**EXTRACTED DATA**
════════════════
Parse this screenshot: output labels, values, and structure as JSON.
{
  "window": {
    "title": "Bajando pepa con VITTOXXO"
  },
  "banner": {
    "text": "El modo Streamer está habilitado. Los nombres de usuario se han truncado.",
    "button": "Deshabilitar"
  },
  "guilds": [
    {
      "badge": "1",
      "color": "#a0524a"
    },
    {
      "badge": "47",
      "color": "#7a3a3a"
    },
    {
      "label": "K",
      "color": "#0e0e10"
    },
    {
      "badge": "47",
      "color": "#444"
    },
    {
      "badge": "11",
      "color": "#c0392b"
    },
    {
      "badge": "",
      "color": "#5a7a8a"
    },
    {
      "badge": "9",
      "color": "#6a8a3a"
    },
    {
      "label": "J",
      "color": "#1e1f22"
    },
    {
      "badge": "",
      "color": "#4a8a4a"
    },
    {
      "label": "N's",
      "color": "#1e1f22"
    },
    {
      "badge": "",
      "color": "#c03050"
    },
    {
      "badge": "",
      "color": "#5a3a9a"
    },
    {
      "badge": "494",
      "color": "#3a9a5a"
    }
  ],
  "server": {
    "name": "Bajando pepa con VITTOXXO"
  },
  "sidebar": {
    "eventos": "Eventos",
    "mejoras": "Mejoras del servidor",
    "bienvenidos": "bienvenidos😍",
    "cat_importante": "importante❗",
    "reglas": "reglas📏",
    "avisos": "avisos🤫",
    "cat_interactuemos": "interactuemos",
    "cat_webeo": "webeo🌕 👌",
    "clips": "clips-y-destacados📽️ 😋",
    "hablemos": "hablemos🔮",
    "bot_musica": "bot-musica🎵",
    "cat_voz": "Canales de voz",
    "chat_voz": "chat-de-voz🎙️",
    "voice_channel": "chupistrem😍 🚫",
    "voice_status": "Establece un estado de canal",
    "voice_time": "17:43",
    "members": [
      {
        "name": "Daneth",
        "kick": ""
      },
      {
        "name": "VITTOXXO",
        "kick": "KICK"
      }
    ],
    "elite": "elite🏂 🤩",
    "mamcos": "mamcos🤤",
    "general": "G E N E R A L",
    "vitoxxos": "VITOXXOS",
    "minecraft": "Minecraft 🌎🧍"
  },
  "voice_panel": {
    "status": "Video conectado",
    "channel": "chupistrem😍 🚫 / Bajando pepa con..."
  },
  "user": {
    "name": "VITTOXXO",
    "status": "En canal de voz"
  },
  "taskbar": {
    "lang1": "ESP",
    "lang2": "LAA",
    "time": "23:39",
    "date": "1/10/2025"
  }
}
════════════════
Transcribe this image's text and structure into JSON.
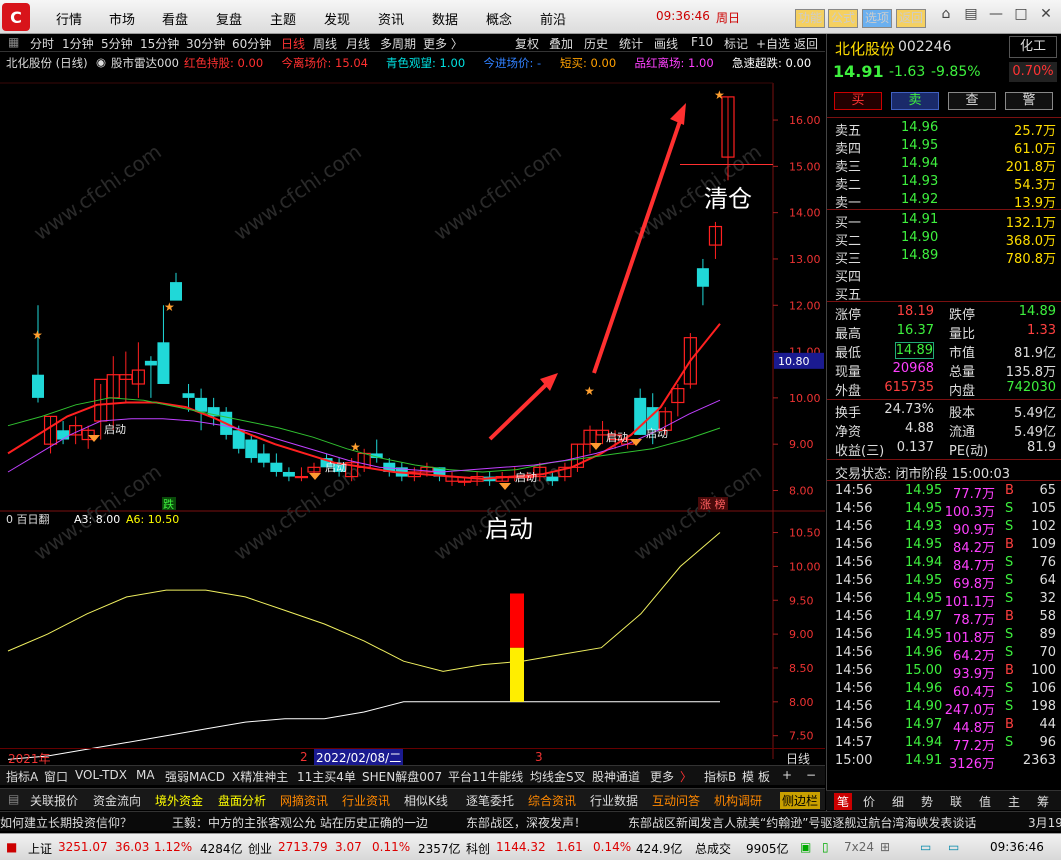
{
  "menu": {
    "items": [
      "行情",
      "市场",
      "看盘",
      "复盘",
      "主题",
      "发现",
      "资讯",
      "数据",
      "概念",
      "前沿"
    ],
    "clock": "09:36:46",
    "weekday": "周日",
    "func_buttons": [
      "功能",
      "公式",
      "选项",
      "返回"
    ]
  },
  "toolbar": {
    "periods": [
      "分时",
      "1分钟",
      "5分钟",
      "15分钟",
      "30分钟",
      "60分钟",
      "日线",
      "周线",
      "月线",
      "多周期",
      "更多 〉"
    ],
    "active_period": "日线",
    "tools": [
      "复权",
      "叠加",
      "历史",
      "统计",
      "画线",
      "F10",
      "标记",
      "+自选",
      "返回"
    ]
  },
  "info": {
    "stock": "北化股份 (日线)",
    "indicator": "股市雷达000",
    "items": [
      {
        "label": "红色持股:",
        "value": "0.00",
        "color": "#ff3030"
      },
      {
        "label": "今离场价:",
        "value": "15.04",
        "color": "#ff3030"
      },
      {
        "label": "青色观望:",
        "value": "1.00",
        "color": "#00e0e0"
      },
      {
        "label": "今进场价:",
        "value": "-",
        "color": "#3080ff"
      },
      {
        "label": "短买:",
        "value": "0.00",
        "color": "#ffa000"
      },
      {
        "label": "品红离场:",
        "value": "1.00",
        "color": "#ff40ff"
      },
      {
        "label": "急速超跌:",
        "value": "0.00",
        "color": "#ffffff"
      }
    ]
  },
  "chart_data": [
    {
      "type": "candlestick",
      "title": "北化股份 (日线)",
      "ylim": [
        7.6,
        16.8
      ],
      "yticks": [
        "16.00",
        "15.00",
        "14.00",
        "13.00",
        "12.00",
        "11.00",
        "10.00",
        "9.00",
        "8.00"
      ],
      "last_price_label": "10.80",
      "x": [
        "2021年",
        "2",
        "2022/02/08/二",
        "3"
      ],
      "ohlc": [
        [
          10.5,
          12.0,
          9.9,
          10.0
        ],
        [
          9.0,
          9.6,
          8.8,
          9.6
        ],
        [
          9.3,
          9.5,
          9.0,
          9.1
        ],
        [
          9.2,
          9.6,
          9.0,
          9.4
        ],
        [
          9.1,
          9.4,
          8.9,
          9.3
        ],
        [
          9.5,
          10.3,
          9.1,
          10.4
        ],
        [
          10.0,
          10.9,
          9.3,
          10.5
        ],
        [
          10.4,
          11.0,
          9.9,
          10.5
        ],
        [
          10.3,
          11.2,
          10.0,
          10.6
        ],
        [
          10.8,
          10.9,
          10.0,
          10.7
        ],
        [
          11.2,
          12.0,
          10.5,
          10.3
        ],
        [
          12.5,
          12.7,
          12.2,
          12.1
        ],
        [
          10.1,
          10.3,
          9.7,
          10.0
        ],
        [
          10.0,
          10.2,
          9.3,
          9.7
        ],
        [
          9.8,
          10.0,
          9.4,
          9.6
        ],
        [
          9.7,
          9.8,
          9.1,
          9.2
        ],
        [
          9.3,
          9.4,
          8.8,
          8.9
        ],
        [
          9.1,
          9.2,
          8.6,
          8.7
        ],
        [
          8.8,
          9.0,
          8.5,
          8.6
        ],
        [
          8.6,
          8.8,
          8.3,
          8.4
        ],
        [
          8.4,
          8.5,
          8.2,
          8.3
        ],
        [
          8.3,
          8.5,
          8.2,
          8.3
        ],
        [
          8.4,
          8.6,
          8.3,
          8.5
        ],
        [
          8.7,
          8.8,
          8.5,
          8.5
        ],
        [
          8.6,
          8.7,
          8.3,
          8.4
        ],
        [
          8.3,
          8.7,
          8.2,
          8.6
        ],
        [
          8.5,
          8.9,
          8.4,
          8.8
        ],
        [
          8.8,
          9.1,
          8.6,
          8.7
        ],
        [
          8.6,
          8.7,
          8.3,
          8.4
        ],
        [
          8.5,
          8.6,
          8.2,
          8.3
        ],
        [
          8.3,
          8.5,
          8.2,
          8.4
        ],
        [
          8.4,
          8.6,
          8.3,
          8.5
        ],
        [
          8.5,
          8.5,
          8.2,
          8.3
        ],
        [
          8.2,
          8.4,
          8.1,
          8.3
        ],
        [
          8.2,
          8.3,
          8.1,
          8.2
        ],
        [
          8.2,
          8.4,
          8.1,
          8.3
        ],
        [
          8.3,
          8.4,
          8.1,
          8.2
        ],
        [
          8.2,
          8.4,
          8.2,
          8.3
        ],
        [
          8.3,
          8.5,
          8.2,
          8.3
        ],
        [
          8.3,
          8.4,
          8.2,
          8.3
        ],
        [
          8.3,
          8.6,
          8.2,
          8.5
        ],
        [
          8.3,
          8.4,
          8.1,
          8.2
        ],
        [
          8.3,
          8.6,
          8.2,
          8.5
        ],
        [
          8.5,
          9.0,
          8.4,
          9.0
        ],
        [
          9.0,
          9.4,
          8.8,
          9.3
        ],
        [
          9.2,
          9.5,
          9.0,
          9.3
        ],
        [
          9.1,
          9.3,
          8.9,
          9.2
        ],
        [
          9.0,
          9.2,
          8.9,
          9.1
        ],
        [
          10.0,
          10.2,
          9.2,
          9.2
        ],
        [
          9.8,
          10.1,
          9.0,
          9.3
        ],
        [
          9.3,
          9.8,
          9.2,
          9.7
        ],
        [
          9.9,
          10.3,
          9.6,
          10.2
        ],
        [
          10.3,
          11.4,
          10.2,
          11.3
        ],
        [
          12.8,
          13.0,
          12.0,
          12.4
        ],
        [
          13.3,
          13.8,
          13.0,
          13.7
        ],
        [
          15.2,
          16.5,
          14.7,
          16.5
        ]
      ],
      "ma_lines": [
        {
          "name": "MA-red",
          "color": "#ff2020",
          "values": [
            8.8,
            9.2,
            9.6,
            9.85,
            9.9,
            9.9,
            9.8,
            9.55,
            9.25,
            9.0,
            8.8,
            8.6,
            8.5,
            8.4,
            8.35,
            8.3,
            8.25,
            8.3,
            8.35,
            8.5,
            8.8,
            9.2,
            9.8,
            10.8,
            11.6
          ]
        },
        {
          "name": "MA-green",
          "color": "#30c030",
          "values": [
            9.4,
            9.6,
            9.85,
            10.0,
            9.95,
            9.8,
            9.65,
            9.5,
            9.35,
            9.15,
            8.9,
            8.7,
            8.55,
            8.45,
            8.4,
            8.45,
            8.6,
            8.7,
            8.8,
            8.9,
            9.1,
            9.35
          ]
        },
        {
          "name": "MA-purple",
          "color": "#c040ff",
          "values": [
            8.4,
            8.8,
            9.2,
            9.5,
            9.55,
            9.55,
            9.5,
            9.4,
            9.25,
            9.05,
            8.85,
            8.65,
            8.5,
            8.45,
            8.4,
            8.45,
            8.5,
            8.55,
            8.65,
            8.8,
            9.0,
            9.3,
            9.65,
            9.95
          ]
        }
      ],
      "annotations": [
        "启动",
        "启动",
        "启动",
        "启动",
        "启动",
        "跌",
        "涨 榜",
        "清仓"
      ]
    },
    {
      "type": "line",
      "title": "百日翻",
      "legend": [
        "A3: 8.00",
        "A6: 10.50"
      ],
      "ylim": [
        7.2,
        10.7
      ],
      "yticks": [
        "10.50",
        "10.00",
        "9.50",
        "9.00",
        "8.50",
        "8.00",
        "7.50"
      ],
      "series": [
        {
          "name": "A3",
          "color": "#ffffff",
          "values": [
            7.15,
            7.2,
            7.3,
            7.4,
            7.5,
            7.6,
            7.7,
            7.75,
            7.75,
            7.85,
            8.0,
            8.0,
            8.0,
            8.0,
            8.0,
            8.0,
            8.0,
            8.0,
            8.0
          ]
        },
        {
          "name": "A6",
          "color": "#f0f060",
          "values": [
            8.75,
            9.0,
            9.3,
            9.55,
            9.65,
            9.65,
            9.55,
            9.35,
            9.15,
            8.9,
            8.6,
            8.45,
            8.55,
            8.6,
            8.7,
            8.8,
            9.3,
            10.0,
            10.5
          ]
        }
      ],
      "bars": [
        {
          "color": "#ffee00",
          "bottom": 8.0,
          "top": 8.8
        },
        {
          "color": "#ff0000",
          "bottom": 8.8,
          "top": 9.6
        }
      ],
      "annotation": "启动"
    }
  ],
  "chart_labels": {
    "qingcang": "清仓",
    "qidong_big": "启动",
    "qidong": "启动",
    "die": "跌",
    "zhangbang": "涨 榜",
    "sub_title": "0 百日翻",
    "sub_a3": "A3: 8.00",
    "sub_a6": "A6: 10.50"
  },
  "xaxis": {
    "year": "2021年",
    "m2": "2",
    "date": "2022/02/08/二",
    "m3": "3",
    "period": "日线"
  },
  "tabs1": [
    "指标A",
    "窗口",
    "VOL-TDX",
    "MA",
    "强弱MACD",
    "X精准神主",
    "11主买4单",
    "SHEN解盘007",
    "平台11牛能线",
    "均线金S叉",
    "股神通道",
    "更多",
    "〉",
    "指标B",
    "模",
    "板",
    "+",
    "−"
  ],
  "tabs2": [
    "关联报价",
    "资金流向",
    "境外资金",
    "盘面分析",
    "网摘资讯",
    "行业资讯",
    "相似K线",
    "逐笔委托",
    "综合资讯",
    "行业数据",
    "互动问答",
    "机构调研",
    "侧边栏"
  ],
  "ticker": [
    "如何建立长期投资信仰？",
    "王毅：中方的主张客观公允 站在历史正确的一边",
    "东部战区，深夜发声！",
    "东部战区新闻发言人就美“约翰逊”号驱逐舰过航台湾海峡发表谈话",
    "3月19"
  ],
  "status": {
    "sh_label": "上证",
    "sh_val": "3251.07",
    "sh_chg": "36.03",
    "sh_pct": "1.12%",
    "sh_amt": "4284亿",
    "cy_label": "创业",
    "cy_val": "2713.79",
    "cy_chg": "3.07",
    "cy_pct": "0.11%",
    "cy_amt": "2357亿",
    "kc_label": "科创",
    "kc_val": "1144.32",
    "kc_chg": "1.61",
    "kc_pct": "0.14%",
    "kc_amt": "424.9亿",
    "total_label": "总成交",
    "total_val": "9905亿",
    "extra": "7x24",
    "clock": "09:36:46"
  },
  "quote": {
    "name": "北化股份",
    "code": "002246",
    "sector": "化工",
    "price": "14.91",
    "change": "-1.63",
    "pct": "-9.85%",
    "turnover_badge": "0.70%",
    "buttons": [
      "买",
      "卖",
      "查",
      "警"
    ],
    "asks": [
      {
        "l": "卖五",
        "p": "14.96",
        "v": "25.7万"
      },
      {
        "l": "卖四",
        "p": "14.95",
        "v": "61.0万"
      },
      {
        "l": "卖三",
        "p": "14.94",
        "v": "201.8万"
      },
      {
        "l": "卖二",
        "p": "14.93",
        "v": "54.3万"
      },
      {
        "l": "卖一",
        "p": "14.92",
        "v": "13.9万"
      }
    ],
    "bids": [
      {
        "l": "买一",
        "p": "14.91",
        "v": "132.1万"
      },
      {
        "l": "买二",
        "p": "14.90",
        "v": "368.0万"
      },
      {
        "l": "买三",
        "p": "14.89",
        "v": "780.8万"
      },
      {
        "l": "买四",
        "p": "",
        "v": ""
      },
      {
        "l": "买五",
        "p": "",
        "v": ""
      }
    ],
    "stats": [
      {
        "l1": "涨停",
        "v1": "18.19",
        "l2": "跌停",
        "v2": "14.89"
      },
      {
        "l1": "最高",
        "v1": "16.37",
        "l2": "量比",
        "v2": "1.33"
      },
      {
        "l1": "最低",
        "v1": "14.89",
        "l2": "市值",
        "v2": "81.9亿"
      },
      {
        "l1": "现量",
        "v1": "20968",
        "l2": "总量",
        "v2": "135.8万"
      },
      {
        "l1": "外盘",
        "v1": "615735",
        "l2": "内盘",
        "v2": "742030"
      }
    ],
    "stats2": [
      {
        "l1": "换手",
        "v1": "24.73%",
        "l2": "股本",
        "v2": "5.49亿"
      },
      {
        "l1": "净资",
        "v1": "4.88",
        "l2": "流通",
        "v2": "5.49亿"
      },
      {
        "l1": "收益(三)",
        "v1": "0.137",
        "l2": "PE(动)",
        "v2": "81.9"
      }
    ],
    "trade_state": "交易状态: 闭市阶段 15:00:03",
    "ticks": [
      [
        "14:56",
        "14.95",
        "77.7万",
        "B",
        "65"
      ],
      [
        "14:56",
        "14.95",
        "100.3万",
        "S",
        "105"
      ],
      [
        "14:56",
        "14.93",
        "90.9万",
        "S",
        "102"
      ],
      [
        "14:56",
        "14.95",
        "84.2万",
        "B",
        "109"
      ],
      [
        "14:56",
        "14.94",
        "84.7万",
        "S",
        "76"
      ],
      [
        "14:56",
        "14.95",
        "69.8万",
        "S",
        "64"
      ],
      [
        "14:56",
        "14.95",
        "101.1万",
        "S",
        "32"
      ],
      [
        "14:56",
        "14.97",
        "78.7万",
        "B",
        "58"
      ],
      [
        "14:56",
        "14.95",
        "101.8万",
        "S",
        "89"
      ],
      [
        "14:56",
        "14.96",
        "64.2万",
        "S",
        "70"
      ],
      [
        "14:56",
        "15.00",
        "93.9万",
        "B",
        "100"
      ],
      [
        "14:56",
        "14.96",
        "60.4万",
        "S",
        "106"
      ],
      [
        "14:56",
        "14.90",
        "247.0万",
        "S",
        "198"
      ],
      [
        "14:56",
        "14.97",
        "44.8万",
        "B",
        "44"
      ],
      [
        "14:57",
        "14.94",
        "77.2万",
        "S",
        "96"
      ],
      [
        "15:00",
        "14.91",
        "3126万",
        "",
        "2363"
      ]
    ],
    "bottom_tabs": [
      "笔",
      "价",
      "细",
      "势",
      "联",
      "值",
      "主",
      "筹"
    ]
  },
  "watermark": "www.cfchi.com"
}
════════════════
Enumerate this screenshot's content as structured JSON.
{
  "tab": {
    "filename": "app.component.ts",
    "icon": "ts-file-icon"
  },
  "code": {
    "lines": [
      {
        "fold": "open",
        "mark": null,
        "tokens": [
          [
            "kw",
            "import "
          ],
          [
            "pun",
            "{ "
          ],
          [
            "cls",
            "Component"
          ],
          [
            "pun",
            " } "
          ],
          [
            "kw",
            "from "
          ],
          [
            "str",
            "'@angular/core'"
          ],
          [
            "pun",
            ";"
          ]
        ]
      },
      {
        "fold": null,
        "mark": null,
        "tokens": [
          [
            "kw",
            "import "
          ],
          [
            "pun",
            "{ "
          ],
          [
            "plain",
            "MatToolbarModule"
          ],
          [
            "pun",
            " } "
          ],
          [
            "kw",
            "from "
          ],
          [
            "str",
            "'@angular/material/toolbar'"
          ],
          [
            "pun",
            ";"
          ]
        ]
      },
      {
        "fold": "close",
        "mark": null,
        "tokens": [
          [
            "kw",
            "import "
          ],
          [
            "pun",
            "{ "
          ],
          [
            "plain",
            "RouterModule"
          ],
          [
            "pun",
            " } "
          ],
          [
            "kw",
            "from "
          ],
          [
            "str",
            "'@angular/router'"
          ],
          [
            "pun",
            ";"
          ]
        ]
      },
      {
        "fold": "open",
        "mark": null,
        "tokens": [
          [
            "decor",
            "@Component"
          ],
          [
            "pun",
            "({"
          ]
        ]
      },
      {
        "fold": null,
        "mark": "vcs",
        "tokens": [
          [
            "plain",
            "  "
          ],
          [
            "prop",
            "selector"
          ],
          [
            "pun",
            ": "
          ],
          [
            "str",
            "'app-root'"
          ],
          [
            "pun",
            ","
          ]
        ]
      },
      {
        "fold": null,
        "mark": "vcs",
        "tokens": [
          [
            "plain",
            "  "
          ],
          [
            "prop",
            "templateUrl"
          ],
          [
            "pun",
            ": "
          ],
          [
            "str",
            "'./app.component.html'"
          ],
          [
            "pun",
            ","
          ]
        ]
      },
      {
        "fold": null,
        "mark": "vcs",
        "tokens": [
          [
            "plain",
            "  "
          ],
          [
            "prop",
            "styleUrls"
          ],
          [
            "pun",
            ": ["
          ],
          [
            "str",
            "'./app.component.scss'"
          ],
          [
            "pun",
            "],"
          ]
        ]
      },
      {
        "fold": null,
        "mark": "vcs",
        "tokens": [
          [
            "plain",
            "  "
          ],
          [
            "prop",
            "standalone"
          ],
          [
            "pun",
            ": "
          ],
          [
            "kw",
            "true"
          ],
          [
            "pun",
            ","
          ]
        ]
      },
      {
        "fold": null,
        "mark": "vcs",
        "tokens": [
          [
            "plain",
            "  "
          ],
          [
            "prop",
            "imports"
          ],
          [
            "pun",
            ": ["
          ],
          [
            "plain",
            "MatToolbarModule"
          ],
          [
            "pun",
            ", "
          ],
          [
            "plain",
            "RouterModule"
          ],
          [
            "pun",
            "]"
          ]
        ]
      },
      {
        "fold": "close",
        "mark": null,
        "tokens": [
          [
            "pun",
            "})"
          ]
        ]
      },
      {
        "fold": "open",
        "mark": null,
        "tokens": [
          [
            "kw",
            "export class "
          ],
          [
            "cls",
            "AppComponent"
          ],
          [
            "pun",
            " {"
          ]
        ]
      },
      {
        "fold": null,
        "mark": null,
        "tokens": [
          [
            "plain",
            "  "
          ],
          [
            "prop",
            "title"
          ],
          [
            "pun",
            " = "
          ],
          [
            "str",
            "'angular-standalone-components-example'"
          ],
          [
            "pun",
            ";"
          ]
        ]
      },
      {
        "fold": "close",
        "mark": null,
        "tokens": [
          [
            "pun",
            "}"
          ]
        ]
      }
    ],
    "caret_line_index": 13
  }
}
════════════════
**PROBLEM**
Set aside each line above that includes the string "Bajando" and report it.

**ANSWER BELOW**
    "title": "Bajando pepa con VITTOXXO"
    "name": "Bajando pepa con VITTOXXO"
    "channel": "chupistrem😍 🚫 / Bajando pepa con..."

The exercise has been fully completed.